God asks Israel important questions. “If then I am the Father, where is My honor? And if I am a Master, where is My reverence?” With a lack of gratitude Israel became disrespectful to the Lord, they dishonored Him by ignoring all the ways He had blessed them over the years.
INGRATITUDE DEFILED GOD BY GIVING HIM SCRAPS
Because of Israel’s attitude toward their loving Father, they gave Him the leftovers of their life. Malachi writes, “You offer defiled food on My altar… The table of the LORD is contemptible… you offer the blind as a sacrifice… you offer the lame and sick, is this not evil?” (verses 7-8) With a lack of gratitude Israel basically thought, “Why should I give God my very best sacrifices, when He hasn’t done anything for me? I will give Him my leftovers and He will just have to like it.” When bitterness, resentment, and ingratitude, pours out of a hateful heart it doesn’t take long for it to show up in our attitude toward giving to God what is His due.

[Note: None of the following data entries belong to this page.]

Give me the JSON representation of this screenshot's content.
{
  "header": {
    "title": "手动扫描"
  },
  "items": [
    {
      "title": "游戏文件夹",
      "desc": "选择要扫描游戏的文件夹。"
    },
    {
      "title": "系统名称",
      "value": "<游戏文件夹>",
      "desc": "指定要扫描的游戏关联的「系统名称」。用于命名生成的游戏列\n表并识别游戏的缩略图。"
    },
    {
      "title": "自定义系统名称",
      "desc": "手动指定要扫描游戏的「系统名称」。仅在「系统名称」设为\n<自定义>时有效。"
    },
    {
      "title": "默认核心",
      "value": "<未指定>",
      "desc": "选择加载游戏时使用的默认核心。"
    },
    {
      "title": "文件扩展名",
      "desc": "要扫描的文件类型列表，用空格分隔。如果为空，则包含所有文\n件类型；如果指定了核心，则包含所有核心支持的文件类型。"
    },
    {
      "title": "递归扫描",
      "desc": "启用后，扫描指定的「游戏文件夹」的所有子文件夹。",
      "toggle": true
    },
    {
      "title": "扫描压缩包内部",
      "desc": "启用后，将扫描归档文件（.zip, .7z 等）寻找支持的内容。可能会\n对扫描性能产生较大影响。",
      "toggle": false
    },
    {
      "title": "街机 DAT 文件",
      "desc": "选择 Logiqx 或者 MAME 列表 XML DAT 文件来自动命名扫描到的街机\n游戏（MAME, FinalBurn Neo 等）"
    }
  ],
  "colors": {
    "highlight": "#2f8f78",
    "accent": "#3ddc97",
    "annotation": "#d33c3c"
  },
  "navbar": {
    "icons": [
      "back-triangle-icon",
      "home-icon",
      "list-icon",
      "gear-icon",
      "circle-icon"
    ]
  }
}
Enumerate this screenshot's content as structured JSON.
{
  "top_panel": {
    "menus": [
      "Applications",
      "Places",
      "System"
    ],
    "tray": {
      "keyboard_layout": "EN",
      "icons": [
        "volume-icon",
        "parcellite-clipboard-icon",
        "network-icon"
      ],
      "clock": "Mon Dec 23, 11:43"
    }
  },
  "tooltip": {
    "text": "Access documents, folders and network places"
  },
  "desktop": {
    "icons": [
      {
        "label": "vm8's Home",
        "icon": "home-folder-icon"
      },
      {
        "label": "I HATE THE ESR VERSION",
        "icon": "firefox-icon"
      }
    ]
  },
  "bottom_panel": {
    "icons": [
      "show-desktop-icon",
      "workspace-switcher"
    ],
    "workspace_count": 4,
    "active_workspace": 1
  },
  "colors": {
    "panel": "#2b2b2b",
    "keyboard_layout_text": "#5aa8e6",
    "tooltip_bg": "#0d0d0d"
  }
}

INGRATITUDE DISPOSED THE DISIRE TO PLEASE GOD AS A PRIMARY CONCERN
In verses 9 and 10, Malachi says, “But now entreat God’s favor, that He may be gracious to us… Who is there even among you who would shut the doors, so that you would not kindle fire on My alter in vain? I have no pleasure in you… says the LORD of hosts…” The desire to please God should be a primary concern in the lives of God’s people. But when God’s people are not grateful for what God has provided through His loving kindness toward them, seeking His pleasure will never be at the top of their list of goals.
FOR THE BELIEVER, ATTITUDES ALWAYS NEED ADJUSTING
It has been my experience as a person in Christ and as a pastor for over 30 years that attitudes always need adjusting. All of us have experienced waking up in a bad mood, or having a bad day at work, or receiving some unwelcomed bad news. But when we view life void of a grateful heart because of what we are experiencing rather than through the lens of a loving, giving, caring God, we can only further hurt of our relationship with Him and we desperately need an attitude adjustment. If you are thinking or outright saying the words, “What has God ever done for me?” I would suggest that you stop what you are doing—turn around and start counting not what you don’t have but what you do have. Perhaps in the process an attitude of gratitude might start creeping back into your life.
This is Pastor Pat FROM BEHIND THE PEN—wishing you Joy in Jesus!